“I think 3D printing is very special and interesting. There are a lot of things that can be changed and tested. I sit at a table with my friends, which makes everything more fun. And the projects we printed are very interesting and exciting,” Lee said. “If you are interested in joining the class, you should join.”

Students use a 3D printer in order to execute their projects in class. (Somer Alrai)

Junior Richie Bang always had an interest in making things of his own. Bang first got introduced to the class by Pilchman last year and was motivated to join it this year. 

“Makerspace is a class where you interact with other students and you work in groups to create projects. You create different things that can either be useful to you or helpful to other people,” Bang said. 

In the next unit, students will learn jewelry making through molding casts. In the spring, students will learn how to make electric guitars. Towards the end of the school year, the students will be focusing on an e-textiles unit where they will be making fabrics combined with circuits and LED lights. During this unit, Pilchman has a goal of making a skirt that is activated with movement: a person wears the skirt and when they twirl, the lights come on. 

“It’s definitely more student-led. In the beginning, it has to be teacher-led because I think 90% of my students don’t have 3D printing experience. You start very teacher-led and eventually and naturally, students start doing their own things,” Pilchman said. “If a student has an independent project they want to do, then I just want to create a space where it would be okay for them to do that in the context of a class. We’re at this point right now where students are starting to go on their own paths.  Everyone’s starting to do their own thing.”

Sophomore Kirra Perez’s favorite part of the class is the creative freedom the environment fosters and the energy in the room because everyone wants to participate and learn. 

“I saw it under electives and I asked my family members what it was. Then, I looked it up. It sounded pretty interesting because I like robotics,” Perez said.  “This is considered one of my fun classes.”

In the class, students are free to work individually or in a group. Group collaboration is geared more towards student mentoring. Pilchman hopes that in the future as students get more adjusted to the class, they will gain roles as leaders and learners. 

“I got a lot of people that know things more than I know. They are total masters. Building up this student-base of knowledge such that you can start teaching others and I’m just providing the venue. That’s my big dream,” Pilchman said. 

In addition to the Makerspace class, there is Makerspace Club which focuses on fundraising and crafting projects using the machinery in the class. Club members do not have to be enrolled in the class. Soon, the Makerspace Club will be building ukuleles. Club meetings are during lunch in Pilchman’s room. 

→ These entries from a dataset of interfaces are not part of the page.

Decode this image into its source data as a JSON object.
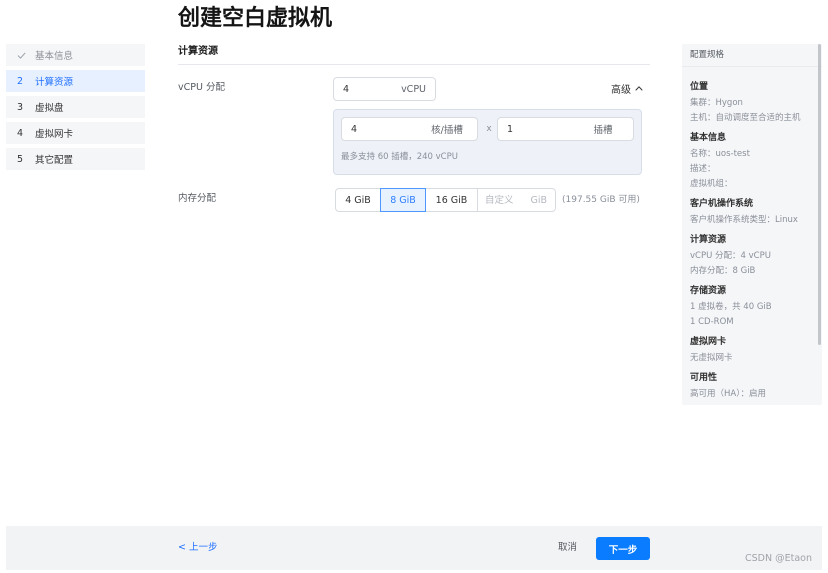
{
  "page": {
    "title": "创建空白虚拟机"
  },
  "steps": [
    {
      "icon": "check-icon",
      "label": "基本信息",
      "done": true
    },
    {
      "number": "2",
      "label": "计算资源",
      "current": true
    },
    {
      "number": "3",
      "label": "虚拟盘"
    },
    {
      "number": "4",
      "label": "虚拟网卡"
    },
    {
      "number": "5",
      "label": "其它配置"
    }
  ],
  "compute": {
    "section_title": "计算资源",
    "vcpu": {
      "label": "vCPU 分配",
      "value": "4",
      "unit": "vCPU",
      "advanced_label": "高级",
      "advanced_icon": "chevron-up-icon",
      "advanced_expanded": true,
      "cores_per_socket": {
        "value": "4",
        "unit": "核/插槽"
      },
      "multiply_sign": "x",
      "sockets": {
        "value": "1",
        "unit": "插槽"
      },
      "hint": "最多支持 60 插槽，240 vCPU"
    },
    "memory": {
      "label": "内存分配",
      "options": [
        {
          "label": "4 GiB",
          "selected": false
        },
        {
          "label": "8 GiB",
          "selected": true
        },
        {
          "label": "16 GiB",
          "selected": false
        }
      ],
      "custom": {
        "value": "",
        "placeholder": "自定义",
        "unit": "GiB"
      },
      "available": "(197.55 GiB 可用)"
    }
  },
  "summary": {
    "title": "配置规格",
    "groups": [
      {
        "heading": "位置",
        "lines": [
          "集群：Hygon",
          "主机：自动调度至合适的主机"
        ]
      },
      {
        "heading": "基本信息",
        "lines": [
          "名称：uos-test",
          "描述：",
          "虚拟机组："
        ]
      },
      {
        "heading": "客户机操作系统",
        "lines": [
          "客户机操作系统类型：Linux"
        ]
      },
      {
        "heading": "计算资源",
        "lines": [
          "vCPU 分配：4 vCPU",
          "内存分配：8 GiB"
        ]
      },
      {
        "heading": "存储资源",
        "lines": [
          "1 虚拟卷，共 40 GiB",
          "1 CD-ROM"
        ]
      },
      {
        "heading": "虚拟网卡",
        "lines": [
          "无虚拟网卡"
        ]
      },
      {
        "heading": "可用性",
        "lines": [
          "高可用（HA）：启用"
        ]
      }
    ]
  },
  "footer": {
    "prev_label": "< 上一步",
    "cancel_label": "取消",
    "next_label": "下一步"
  },
  "watermark": "CSDN @Etaon",
  "colors": {
    "accent": "#1f6fff",
    "primary": "#0a7cff"
  }
}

“People should come. If anybody is curious about the Makerspace Club or the elective, it’s not a scary class and it’s not a traditional robotics class. It’s not flashing lights and wheels and things. It’s much more designed for someone who has an artistic mind and if you’re good at drawing or if you’re good at painting, this is the place for you,” Pilchman said.